AIM OF THE TASK — Write out every entry exactly as given, but omit the pictures.

╭─ TASK MATERIAL

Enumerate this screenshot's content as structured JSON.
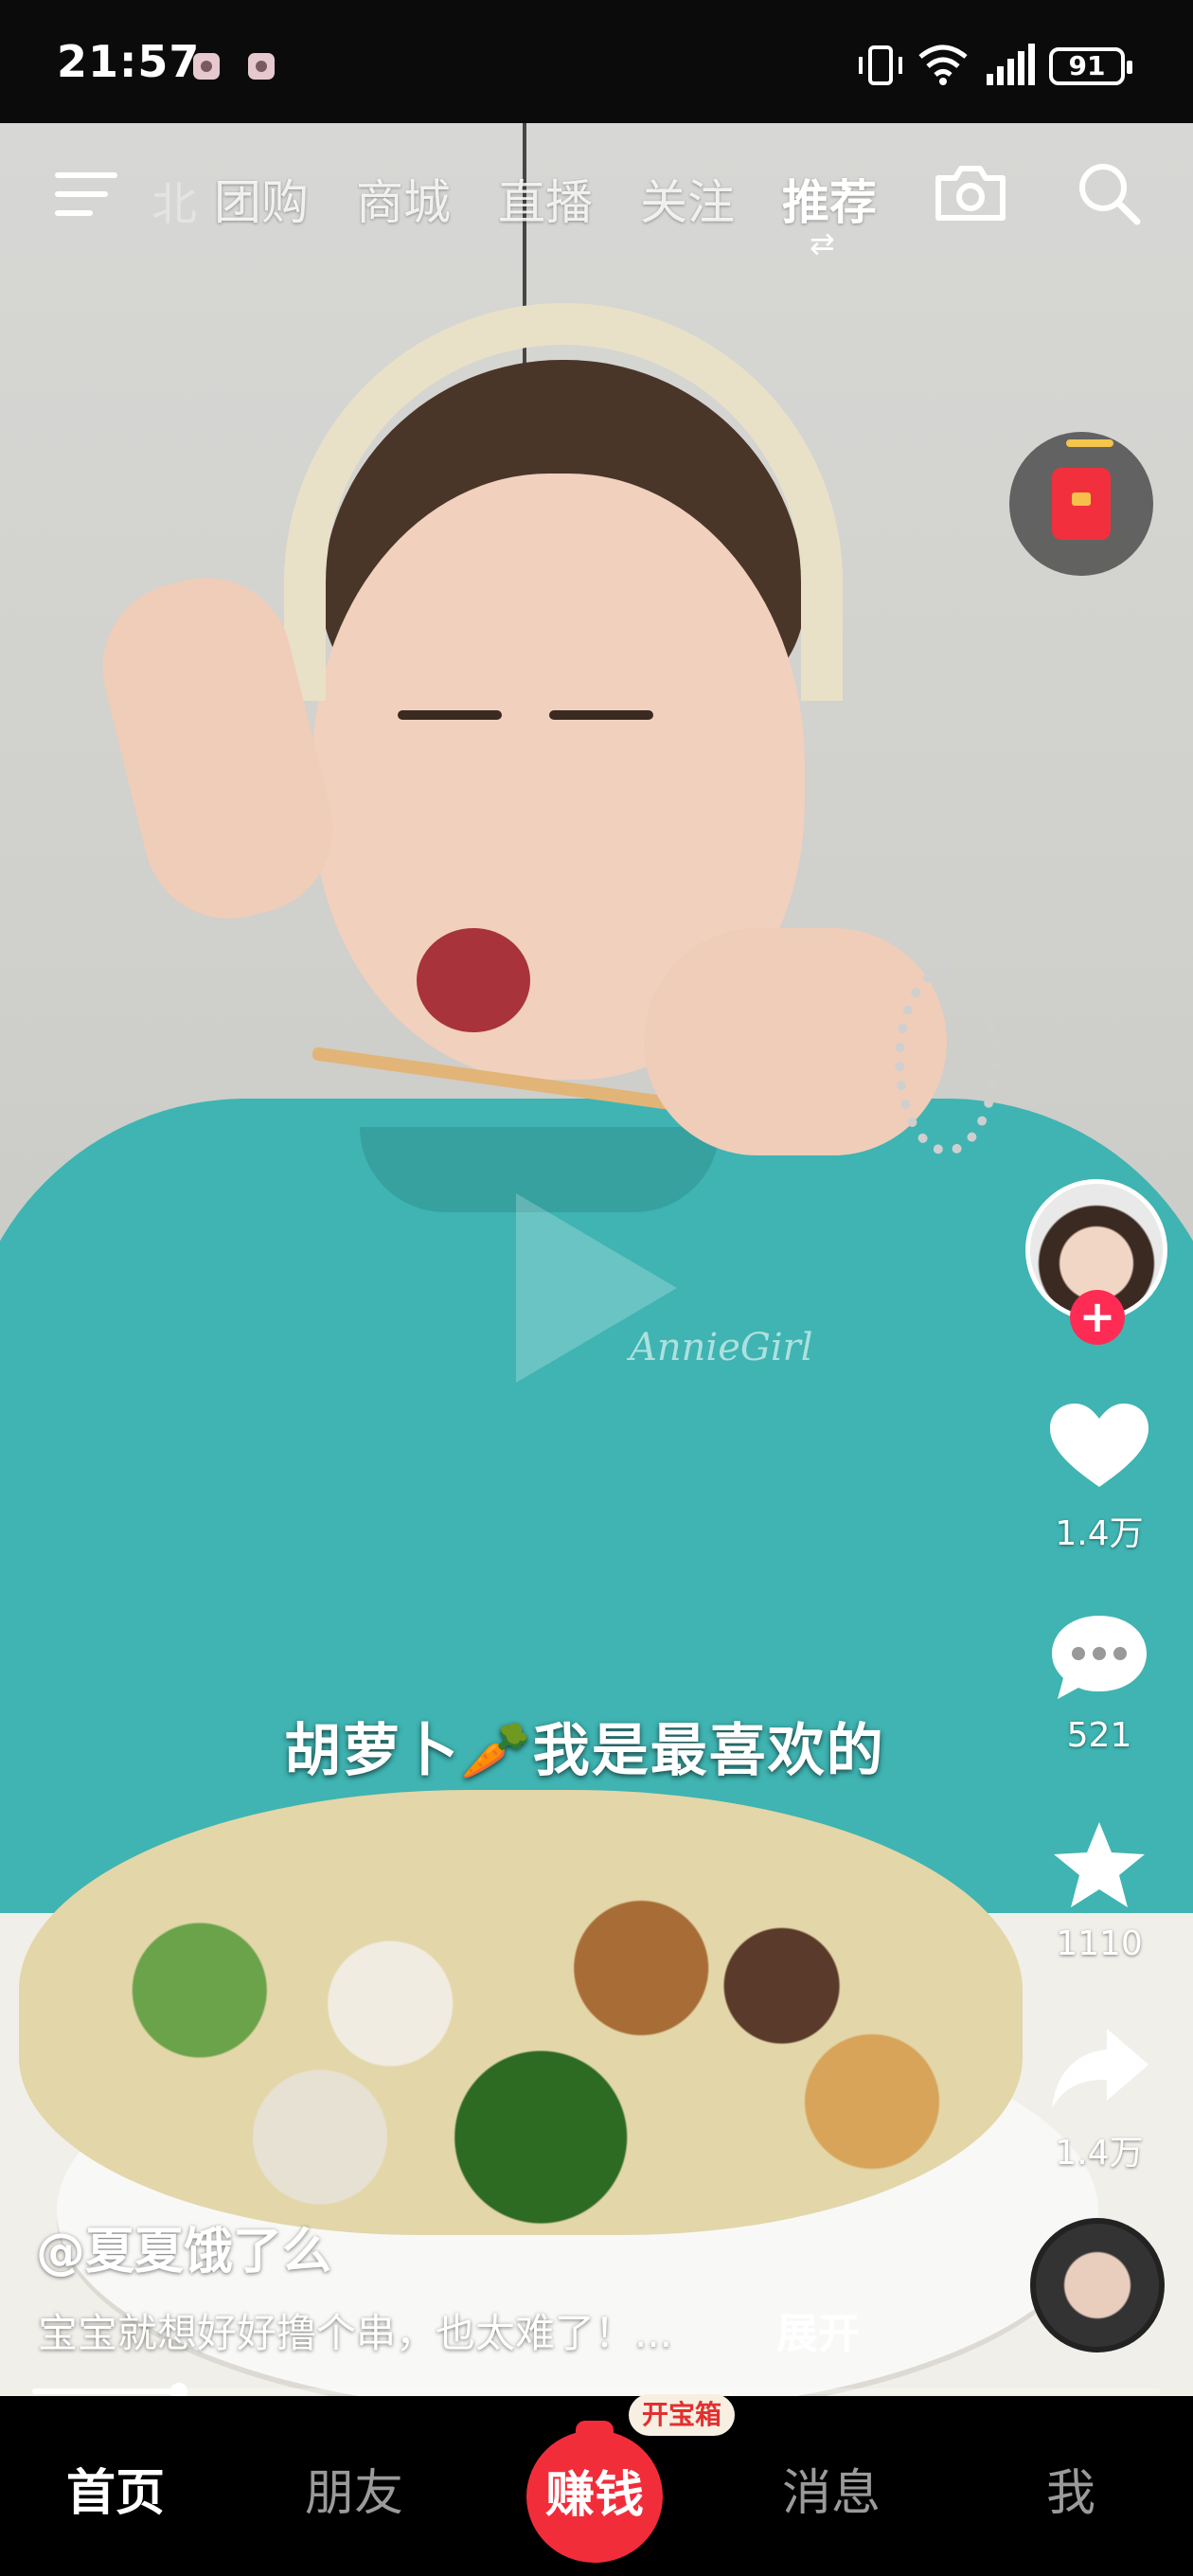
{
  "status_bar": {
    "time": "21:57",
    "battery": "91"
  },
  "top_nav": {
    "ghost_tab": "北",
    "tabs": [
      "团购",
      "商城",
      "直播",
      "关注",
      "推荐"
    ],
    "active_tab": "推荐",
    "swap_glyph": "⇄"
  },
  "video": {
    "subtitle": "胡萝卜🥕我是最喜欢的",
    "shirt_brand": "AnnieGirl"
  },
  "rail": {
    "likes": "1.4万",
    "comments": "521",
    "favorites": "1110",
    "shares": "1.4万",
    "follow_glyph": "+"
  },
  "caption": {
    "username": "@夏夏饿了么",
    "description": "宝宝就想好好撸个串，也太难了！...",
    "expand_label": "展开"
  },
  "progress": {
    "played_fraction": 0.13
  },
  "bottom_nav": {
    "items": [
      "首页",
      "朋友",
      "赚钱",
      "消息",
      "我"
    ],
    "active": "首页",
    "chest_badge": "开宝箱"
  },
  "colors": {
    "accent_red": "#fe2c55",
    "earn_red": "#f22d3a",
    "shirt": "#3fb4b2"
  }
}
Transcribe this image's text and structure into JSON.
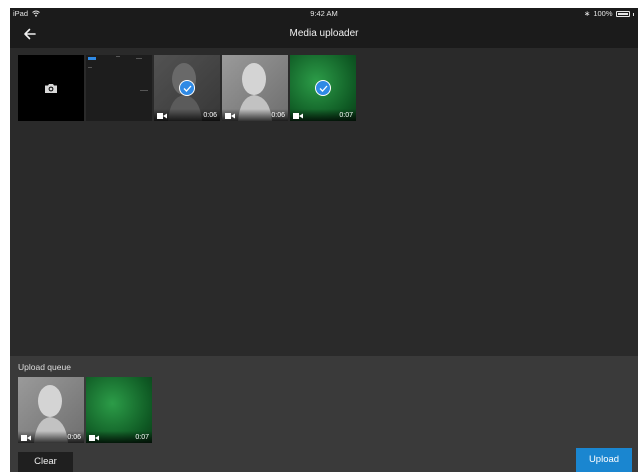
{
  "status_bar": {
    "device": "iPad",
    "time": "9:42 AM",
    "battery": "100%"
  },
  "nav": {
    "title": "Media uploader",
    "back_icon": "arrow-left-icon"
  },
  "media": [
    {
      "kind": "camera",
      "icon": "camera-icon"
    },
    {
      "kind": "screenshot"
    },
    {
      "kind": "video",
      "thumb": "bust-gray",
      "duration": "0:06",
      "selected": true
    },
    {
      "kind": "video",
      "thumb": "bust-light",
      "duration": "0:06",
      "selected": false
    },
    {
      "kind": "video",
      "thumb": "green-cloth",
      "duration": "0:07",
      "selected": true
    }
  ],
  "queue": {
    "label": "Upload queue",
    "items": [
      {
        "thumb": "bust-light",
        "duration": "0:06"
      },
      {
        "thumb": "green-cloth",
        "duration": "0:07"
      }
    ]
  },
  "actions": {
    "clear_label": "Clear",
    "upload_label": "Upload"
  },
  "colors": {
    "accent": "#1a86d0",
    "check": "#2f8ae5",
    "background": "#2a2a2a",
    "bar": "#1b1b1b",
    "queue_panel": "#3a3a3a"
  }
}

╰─

OUTPUT OF THE EXERCISE —
Enumerate this screenshot's content as structured JSON.
{
  "status_bar": {
    "time": "21:57",
    "battery": "91"
  },
  "top_nav": {
    "ghost_tab": "北",
    "tabs": [
      "团购",
      "商城",
      "直播",
      "关注",
      "推荐"
    ],
    "active_tab": "推荐",
    "swap_glyph": "⇄"
  },
  "video": {
    "subtitle": "胡萝卜🥕我是最喜欢的",
    "shirt_brand": "AnnieGirl"
  },
  "rail": {
    "likes": "1.4万",
    "comments": "521",
    "favorites": "1110",
    "shares": "1.4万",
    "follow_glyph": "+"
  },
  "caption": {
    "username": "@夏夏饿了么",
    "description": "宝宝就想好好撸个串，也太难了！...",
    "expand_label": "展开"
  },
  "progress": {
    "played_fraction": 0.13
  },
  "bottom_nav": {
    "items": [
      "首页",
      "朋友",
      "赚钱",
      "消息",
      "我"
    ],
    "active": "首页",
    "chest_badge": "开宝箱"
  },
  "colors": {
    "accent_red": "#fe2c55",
    "earn_red": "#f22d3a",
    "shirt": "#3fb4b2"
  }
}
Transcribe this image's text and structure into JSON.
{
  "status_bar": {
    "device": "iPad",
    "time": "9:42 AM",
    "battery": "100%"
  },
  "nav": {
    "title": "Media uploader",
    "back_icon": "arrow-left-icon"
  },
  "media": [
    {
      "kind": "camera",
      "icon": "camera-icon"
    },
    {
      "kind": "screenshot"
    },
    {
      "kind": "video",
      "thumb": "bust-gray",
      "duration": "0:06",
      "selected": true
    },
    {
      "kind": "video",
      "thumb": "bust-light",
      "duration": "0:06",
      "selected": false
    },
    {
      "kind": "video",
      "thumb": "green-cloth",
      "duration": "0:07",
      "selected": true
    }
  ],
  "queue": {
    "label": "Upload queue",
    "items": [
      {
        "thumb": "bust-light",
        "duration": "0:06"
      },
      {
        "thumb": "green-cloth",
        "duration": "0:07"
      }
    ]
  },
  "actions": {
    "clear_label": "Clear",
    "upload_label": "Upload"
  },
  "colors": {
    "accent": "#1a86d0",
    "check": "#2f8ae5",
    "background": "#2a2a2a",
    "bar": "#1b1b1b",
    "queue_panel": "#3a3a3a"
  }
}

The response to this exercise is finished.